> **EXERCISE OBJECTIVE**: Write out, precisely and in full, each line of the material.

> **THE RECORDS**:

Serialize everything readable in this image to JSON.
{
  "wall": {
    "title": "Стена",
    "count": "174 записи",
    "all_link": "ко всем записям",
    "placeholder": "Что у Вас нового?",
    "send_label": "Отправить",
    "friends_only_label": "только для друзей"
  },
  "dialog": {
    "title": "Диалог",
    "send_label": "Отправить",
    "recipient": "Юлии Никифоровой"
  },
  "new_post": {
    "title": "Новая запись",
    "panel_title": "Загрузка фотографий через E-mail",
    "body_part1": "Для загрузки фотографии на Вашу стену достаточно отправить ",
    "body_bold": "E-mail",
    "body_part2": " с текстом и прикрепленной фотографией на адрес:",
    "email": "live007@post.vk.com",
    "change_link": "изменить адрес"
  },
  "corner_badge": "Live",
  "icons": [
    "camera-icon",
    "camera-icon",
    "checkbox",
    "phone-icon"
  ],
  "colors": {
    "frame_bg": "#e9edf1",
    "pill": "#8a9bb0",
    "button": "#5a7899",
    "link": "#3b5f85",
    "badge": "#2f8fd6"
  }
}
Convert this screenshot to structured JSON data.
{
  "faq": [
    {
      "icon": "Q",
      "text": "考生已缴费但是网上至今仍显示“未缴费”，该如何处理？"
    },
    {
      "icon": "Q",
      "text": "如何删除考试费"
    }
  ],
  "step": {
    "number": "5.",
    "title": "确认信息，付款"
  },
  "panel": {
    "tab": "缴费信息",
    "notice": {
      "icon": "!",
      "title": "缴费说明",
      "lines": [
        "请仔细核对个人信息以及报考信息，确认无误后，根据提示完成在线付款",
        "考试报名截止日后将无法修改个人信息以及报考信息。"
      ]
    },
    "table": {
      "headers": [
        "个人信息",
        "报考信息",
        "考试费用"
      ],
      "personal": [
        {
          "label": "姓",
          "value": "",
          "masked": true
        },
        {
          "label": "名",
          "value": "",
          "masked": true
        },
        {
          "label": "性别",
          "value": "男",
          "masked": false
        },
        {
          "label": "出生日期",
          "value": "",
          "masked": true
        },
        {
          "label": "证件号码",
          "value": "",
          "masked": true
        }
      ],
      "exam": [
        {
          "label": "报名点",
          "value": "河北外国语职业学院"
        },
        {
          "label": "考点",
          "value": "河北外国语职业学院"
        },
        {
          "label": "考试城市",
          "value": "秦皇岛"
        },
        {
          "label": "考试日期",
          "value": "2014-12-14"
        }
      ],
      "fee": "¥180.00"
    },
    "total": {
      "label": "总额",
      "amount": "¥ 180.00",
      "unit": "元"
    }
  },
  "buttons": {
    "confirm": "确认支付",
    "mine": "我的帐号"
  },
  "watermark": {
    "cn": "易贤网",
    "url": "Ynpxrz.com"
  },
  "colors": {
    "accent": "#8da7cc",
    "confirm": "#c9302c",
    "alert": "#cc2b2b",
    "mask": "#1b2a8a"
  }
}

> **REPLY TO THE EXERCISE**:
Serialize everything readable in this image to JSON.
{
  "wall": {
    "title": "Стена",
    "count": "174 записи",
    "all_link": "ко всем записям",
    "placeholder": "Что у Вас нового?",
    "send_label": "Отправить",
    "friends_only_label": "только для друзей"
  },
  "dialog": {
    "title": "Диалог",
    "send_label": "Отправить",
    "recipient": "Юлии Никифоровой"
  },
  "new_post": {
    "title": "Новая запись",
    "panel_title": "Загрузка фотографий через E-mail",
    "body_part1": "Для загрузки фотографии на Вашу стену достаточно отправить ",
    "body_bold": "E-mail",
    "body_part2": " с текстом и прикрепленной фотографией на адрес:",
    "email": "live007@post.vk.com",
    "change_link": "изменить адрес"
  },
  "corner_badge": "Live",
  "icons": [
    "camera-icon",
    "camera-icon",
    "checkbox",
    "phone-icon"
  ],
  "colors": {
    "frame_bg": "#e9edf1",
    "pill": "#8a9bb0",
    "button": "#5a7899",
    "link": "#3b5f85",
    "badge": "#2f8fd6"
  }
}
Convert this screenshot to structured JSON data.
{
  "faq": [
    {
      "icon": "Q",
      "text": "考生已缴费但是网上至今仍显示“未缴费”，该如何处理？"
    },
    {
      "icon": "Q",
      "text": "如何删除考试费"
    }
  ],
  "step": {
    "number": "5.",
    "title": "确认信息，付款"
  },
  "panel": {
    "tab": "缴费信息",
    "notice": {
      "icon": "!",
      "title": "缴费说明",
      "lines": [
        "请仔细核对个人信息以及报考信息，确认无误后，根据提示完成在线付款",
        "考试报名截止日后将无法修改个人信息以及报考信息。"
      ]
    },
    "table": {
      "headers": [
        "个人信息",
        "报考信息",
        "考试费用"
      ],
      "personal": [
        {
          "label": "姓",
          "value": "",
          "masked": true
        },
        {
          "label": "名",
          "value": "",
          "masked": true
        },
        {
          "label": "性别",
          "value": "男",
          "masked": false
        },
        {
          "label": "出生日期",
          "value": "",
          "masked": true
        },
        {
          "label": "证件号码",
          "value": "",
          "masked": true
        }
      ],
      "exam": [
        {
          "label": "报名点",
          "value": "河北外国语职业学院"
        },
        {
          "label": "考点",
          "value": "河北外国语职业学院"
        },
        {
          "label": "考试城市",
          "value": "秦皇岛"
        },
        {
          "label": "考试日期",
          "value": "2014-12-14"
        }
      ],
      "fee": "¥180.00"
    },
    "total": {
      "label": "总额",
      "amount": "¥ 180.00",
      "unit": "元"
    }
  },
  "buttons": {
    "confirm": "确认支付",
    "mine": "我的帐号"
  },
  "watermark": {
    "cn": "易贤网",
    "url": "Ynpxrz.com"
  },
  "colors": {
    "accent": "#8da7cc",
    "confirm": "#c9302c",
    "alert": "#cc2b2b",
    "mask": "#1b2a8a"
  }
}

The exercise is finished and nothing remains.